In case you hadn’t heard, Julia Child–longtime chef, TV fixture and inspiration to every single domestic media goddess who followed in her footsteps (including Martha Stewart and, yes, even Rachael Ray) would have turned 100 this week.

Most of us were too young to watch her in her prime, but she remained active until the ripe young age of 90, and today she stands as a perfect example of one woman who transformed her passion into an enduring brand–Mastering the Art of French Cooking remains a bestseller today, and we don’t think Meryl Streep can take all the credit. Everyone—including the White House’s executive pastry chef—seems to have taken a moment this week to weigh in on the woman who changed not just French cuisine but the art of cooking in general.

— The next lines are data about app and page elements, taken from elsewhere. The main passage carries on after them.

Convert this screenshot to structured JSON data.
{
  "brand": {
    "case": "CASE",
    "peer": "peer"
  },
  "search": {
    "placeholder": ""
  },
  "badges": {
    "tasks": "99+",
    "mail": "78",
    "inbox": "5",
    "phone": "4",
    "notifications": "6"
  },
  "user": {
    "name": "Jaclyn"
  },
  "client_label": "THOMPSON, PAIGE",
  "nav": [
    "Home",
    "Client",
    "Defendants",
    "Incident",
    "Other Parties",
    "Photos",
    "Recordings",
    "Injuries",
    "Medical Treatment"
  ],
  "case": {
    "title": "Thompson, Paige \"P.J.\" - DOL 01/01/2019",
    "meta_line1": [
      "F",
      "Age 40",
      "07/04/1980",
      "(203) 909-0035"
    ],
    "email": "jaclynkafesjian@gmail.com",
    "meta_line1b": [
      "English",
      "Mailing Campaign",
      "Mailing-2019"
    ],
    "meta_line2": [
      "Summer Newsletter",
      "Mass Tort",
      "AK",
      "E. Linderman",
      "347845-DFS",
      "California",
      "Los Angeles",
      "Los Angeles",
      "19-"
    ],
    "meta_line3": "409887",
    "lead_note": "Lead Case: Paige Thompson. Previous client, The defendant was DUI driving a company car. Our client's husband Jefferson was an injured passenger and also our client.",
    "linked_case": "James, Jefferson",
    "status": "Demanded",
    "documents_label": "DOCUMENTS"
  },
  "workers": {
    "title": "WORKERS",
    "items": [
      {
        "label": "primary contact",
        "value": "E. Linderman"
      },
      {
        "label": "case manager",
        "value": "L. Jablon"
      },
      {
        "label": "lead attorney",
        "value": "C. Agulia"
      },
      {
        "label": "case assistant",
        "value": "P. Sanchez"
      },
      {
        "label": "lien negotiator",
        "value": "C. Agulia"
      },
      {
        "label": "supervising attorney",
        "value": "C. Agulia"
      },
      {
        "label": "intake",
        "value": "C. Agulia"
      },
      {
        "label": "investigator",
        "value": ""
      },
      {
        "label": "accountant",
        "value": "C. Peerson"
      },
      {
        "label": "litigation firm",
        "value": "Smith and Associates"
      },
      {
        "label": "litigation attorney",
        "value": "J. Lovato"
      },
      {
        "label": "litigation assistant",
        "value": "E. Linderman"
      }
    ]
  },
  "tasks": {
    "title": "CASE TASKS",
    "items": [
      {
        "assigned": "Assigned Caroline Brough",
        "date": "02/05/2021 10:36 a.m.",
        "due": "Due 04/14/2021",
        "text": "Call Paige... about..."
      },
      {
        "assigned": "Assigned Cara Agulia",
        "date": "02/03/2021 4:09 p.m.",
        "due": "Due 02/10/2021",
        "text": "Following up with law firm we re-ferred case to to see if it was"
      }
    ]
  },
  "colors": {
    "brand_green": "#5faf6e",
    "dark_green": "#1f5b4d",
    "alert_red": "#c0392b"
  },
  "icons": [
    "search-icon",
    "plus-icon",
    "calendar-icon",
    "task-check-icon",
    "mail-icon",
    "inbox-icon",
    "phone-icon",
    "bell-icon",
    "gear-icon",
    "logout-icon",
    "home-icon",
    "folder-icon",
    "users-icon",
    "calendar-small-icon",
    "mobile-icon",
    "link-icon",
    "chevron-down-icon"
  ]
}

Grub Street collects some of the better remembrances here, and this auto-tuned PBS “remix” must be seen to be believed (we can’t quite decide if this is a good thing). As the woman herself said, “Everything in moderation…including moderation.”